While the rollout of the federal exchange was … problematic, those problems have been mostly ironed out. No, it’s not “perfect,” but it’s apparent that it’s well on track to performing as it should. Will it ever not have glitches? No, but that’s the nature of information technology, particularly any complex system. It also won’t be for everyone, since there’s a dizzying array of personal conditions that don’t quite fit what can be done on a website and have to be handled in person, or people who simply refuse to learn to use technology. That said, it seems to be doing a lot of business, both in the state and in the federal exchanges.
Here’s the figures for New York at the close of the first enrollment period: 447,990 applications completed, 214, 077 enrolled. That’s a pretty significant figure. The enrollment figures will increase over the next week or two, but it shows the remarkable amount of interest in having insurance. The reports from around the country show a similar jump. As time goes on, and many of the dire predictions of doom that the Republicans have been making don’t happen, it’ll grow even more. That’s not to say that the media hasn’t been busily trying to find some tarnish on the silver linings, they have. Yes, there are problems, yes, they need to be fixed, but overall it’s turning out to be a success. People are finding out that not only can they get insured, but they often are saving a lot of money by enrolling through the exchanges.
As these success stories keep coming out, as the glitches are fixed and the problems become distant memories, it will become something the Republicans consider their worst nightmare.
By the end of March, as many as 8 million to 10 million people may have insurance coverage thanks to Obamacare, so any Republican suggestions of repealing or replacing the health care reform would be a threat to those newly covered voters. “We have to recognize that reality,” Johnson told the Times. “We have to deal with the people that are currently covered under Obamacare.”
In short, they staked their party’s future success on an all or nothing attempt to stop it before it rolled out. Once it had, they’re now in the situation of coming up with alternatives, and the biggest problem? They don’t have them.
“If the question is ‘What is your plan to replace Obamacare with a bill that maximizes coverage?’ we will fail. Period,” said the aide, who was granted anonymity to speak candidly. “If the question is re-framed as ‘What concrete steps can you take to lower cost and increase access?’ we can play. By definition we have no credibility on the former.”
They don’t have much in the way of credibility on the latter, either. Most of their proposed “concrete steps” are things that have already been shown to be complete failures or would not pass the “will it work” test, according to most analysts. Their big problem is that they’re not used to criticizing, they’re used to attacking, where they can skip any bothersome details of exactly which aspect they’d fix and how.

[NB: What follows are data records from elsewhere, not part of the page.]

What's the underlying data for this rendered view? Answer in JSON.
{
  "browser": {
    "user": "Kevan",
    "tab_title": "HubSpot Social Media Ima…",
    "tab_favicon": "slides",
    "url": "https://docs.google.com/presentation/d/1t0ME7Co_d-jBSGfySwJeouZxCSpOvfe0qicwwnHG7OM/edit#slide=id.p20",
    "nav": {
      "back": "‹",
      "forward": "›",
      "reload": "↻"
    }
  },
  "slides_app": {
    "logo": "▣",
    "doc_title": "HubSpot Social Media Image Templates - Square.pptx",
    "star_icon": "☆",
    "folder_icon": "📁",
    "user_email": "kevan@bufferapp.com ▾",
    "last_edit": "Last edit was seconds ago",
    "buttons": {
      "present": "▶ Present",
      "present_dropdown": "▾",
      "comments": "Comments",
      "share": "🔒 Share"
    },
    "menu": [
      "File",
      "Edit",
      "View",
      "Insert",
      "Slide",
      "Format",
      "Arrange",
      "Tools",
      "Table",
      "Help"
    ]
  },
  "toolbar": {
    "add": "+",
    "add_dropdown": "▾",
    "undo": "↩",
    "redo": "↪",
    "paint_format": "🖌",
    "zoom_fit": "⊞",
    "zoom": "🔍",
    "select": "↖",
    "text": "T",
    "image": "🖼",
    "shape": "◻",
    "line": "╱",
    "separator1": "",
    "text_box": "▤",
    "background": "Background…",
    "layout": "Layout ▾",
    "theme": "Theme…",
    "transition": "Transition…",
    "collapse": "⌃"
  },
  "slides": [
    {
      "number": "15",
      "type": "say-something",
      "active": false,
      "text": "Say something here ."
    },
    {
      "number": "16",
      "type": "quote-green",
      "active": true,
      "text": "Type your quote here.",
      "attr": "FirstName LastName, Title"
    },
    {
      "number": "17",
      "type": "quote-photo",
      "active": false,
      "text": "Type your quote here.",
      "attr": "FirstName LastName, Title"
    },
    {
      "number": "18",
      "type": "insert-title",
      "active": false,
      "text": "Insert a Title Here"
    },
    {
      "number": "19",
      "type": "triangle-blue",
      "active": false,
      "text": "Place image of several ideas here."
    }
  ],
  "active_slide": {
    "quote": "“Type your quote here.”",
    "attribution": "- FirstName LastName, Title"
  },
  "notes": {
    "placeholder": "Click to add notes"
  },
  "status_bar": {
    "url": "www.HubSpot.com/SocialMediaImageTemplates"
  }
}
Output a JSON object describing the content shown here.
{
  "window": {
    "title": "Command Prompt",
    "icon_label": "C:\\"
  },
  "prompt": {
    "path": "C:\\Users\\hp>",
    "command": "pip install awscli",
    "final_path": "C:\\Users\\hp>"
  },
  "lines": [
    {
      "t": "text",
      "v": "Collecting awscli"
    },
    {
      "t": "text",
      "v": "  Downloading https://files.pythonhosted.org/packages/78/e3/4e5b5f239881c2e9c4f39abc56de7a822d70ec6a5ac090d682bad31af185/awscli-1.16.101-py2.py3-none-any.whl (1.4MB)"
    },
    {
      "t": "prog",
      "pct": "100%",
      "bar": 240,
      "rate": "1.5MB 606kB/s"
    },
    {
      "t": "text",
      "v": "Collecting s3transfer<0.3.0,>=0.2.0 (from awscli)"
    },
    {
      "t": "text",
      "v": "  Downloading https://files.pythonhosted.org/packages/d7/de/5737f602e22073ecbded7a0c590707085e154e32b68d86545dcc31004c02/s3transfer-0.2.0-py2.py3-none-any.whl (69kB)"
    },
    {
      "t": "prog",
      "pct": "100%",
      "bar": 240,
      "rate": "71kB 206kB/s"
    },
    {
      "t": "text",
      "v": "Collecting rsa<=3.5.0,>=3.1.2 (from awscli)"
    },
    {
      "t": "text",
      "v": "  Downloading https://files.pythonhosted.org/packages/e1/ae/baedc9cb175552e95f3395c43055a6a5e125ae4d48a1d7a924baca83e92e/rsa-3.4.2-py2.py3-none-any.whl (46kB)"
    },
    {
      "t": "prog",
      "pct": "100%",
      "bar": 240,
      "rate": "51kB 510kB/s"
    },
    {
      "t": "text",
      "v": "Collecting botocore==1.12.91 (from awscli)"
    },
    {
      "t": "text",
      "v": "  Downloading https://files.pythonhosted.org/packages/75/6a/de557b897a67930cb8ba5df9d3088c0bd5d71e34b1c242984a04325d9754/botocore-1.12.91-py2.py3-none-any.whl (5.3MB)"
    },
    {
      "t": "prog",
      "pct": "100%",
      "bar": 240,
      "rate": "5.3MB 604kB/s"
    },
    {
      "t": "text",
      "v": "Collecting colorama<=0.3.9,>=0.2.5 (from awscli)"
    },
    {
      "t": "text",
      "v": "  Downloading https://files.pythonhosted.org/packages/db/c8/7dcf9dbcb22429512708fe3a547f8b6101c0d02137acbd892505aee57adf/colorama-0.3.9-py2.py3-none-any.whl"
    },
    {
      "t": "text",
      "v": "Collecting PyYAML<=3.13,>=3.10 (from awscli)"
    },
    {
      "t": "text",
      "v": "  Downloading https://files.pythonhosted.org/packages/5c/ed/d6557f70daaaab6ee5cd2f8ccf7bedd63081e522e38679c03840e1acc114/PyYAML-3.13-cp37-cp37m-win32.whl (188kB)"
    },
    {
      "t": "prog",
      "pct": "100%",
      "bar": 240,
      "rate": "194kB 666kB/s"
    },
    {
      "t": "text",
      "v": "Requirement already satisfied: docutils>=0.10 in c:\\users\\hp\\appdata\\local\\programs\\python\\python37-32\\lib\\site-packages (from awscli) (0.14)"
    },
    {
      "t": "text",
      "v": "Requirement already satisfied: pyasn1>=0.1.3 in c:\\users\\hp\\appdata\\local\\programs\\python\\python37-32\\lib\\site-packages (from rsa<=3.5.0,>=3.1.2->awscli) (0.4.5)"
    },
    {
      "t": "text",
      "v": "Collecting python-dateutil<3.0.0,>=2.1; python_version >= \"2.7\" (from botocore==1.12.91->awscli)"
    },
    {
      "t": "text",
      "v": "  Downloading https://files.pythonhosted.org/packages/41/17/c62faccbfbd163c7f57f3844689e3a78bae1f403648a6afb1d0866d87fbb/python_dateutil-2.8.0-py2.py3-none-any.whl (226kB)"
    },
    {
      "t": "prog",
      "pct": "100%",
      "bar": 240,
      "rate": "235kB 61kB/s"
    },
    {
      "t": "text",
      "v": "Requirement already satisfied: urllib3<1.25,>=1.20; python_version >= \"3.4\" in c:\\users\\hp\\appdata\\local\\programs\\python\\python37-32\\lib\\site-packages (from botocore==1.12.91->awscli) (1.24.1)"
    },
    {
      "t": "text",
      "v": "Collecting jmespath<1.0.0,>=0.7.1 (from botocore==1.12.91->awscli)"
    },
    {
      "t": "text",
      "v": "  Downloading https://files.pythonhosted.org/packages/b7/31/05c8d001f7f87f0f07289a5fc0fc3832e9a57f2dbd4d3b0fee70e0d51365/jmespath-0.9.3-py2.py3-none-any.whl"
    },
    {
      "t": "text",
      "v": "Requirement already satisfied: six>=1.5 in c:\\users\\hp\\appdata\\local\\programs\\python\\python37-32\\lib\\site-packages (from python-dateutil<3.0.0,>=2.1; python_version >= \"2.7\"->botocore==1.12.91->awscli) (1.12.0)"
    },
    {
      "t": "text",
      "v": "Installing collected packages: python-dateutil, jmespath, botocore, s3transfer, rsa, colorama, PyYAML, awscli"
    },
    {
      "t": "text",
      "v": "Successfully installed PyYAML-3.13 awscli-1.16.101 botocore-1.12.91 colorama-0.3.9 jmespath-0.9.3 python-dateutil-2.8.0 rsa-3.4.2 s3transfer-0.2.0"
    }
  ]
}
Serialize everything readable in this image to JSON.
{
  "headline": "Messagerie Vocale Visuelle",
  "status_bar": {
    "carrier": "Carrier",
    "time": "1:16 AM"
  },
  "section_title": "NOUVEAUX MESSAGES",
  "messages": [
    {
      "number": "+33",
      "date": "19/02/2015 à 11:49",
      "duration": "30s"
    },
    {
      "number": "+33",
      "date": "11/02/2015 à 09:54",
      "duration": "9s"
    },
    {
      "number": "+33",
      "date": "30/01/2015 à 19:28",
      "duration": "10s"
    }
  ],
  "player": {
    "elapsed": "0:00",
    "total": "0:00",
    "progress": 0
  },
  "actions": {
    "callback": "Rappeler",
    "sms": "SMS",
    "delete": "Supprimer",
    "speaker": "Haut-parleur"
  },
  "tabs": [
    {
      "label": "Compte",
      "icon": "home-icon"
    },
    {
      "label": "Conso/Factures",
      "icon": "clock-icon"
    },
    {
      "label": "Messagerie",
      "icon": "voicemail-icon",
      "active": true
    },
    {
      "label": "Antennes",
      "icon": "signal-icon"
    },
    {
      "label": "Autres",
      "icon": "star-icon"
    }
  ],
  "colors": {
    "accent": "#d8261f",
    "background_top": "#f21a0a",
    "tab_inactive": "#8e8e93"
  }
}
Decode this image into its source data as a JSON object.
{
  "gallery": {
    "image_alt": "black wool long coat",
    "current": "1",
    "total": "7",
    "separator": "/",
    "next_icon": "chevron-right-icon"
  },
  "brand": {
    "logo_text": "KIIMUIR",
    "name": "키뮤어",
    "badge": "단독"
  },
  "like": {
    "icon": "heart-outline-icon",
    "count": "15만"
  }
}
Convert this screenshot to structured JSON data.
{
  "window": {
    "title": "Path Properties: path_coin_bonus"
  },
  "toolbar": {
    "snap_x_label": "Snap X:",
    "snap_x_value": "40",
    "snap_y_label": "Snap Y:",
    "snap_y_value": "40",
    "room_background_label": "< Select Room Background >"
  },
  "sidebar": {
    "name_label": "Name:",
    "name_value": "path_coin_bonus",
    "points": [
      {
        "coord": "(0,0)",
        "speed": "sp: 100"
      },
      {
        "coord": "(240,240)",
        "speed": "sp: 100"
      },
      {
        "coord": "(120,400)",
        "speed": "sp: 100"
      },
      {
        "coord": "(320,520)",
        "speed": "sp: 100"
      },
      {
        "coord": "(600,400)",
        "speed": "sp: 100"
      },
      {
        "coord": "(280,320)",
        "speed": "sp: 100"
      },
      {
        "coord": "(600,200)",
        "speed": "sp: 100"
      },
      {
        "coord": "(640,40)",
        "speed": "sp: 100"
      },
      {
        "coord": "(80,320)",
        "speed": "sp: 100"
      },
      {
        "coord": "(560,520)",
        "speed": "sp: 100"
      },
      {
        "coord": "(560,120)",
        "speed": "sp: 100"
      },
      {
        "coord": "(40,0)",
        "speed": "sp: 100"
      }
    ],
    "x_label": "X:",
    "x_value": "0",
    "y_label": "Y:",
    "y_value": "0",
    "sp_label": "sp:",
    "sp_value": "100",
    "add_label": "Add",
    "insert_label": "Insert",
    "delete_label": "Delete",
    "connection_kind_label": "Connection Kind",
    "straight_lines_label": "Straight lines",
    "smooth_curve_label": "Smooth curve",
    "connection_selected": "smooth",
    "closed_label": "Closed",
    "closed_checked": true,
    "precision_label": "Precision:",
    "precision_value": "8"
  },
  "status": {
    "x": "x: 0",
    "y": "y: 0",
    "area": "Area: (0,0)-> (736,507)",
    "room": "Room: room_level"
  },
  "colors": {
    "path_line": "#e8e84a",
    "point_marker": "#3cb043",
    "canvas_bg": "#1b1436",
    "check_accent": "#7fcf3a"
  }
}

What’s interesting is that what has been touted as “a failure,” and President Obama’s “worst debacle” by various of the right, news media, and frustrati is actually becoming a success. It’s doing a lot of business for a failure. Then again, those of us who were paying attention kept saying that. It does not mean that improvements couldn’t be made, both in the exchanges, and in getting more states to start offering the other aspects. To do that though, we shouldn’t count on Republicans. We need to elect more Democrats, to take over the House, keep the Senate, and state houses. The “anchor” that Republicans hoped this would be for Democrats may instead be the anchor that drags them down as more and more people realize that.